== Task requirements ==
For the word "headers", count the lines below that contain it. Give the number alone.

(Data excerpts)
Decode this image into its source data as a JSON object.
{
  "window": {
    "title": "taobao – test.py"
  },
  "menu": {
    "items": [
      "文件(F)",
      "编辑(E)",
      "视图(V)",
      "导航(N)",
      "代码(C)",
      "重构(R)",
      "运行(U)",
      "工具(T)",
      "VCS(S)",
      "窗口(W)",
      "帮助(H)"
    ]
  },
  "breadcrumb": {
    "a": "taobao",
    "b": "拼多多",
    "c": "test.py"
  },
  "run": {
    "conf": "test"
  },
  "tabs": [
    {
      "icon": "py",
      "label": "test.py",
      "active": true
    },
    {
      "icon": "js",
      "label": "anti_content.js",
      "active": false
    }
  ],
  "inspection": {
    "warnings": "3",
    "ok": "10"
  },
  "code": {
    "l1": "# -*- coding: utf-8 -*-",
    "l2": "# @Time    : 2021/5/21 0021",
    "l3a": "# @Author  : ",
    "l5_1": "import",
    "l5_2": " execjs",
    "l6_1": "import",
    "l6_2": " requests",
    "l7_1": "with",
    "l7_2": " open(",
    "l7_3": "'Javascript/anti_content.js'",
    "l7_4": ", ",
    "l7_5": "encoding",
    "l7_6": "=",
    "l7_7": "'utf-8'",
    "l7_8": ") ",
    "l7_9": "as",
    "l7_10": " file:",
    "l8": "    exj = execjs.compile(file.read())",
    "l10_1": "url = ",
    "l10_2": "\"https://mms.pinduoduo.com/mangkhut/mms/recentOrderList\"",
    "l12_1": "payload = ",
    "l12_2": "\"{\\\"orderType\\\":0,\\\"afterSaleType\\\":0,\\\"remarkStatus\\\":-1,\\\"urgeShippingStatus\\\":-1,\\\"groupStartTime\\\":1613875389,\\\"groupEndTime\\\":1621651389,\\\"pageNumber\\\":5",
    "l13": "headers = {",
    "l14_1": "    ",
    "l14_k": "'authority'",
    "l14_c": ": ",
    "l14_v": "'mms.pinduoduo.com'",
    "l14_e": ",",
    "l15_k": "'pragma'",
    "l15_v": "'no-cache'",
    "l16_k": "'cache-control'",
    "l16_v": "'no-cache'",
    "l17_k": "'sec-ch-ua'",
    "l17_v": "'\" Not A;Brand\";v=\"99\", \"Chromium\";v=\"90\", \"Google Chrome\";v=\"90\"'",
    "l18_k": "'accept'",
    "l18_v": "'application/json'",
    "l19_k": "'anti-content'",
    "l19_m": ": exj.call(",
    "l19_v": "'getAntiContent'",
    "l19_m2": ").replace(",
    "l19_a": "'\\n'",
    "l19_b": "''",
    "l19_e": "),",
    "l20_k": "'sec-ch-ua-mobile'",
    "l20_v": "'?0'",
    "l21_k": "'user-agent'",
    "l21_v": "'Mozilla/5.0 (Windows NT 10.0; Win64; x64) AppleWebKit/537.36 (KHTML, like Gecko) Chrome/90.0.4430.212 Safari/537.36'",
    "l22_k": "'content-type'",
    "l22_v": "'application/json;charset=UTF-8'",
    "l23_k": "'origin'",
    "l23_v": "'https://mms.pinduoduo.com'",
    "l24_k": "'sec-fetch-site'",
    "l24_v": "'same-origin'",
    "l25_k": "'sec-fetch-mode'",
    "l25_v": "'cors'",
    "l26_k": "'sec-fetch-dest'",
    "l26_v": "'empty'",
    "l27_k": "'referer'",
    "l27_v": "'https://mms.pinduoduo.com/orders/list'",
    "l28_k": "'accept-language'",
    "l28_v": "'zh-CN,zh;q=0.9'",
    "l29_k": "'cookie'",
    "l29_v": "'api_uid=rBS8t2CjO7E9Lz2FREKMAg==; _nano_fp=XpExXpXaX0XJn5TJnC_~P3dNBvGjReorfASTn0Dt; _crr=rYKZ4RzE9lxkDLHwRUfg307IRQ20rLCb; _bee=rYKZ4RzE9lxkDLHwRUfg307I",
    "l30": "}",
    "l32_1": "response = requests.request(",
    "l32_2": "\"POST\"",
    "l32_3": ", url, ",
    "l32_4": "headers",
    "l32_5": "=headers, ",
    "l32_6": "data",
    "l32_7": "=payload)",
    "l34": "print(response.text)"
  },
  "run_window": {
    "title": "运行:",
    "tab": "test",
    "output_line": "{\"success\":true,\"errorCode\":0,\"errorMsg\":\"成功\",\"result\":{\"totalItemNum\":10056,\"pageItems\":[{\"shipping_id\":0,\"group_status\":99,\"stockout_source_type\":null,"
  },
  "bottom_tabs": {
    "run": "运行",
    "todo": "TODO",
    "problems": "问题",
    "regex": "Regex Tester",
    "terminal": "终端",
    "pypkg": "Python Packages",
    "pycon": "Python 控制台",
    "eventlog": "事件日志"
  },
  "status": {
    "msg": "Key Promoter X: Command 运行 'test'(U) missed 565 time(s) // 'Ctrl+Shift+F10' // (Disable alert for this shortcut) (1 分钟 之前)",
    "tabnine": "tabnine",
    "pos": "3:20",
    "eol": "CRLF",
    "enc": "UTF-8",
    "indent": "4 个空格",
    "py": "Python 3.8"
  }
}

== Expected output ==
3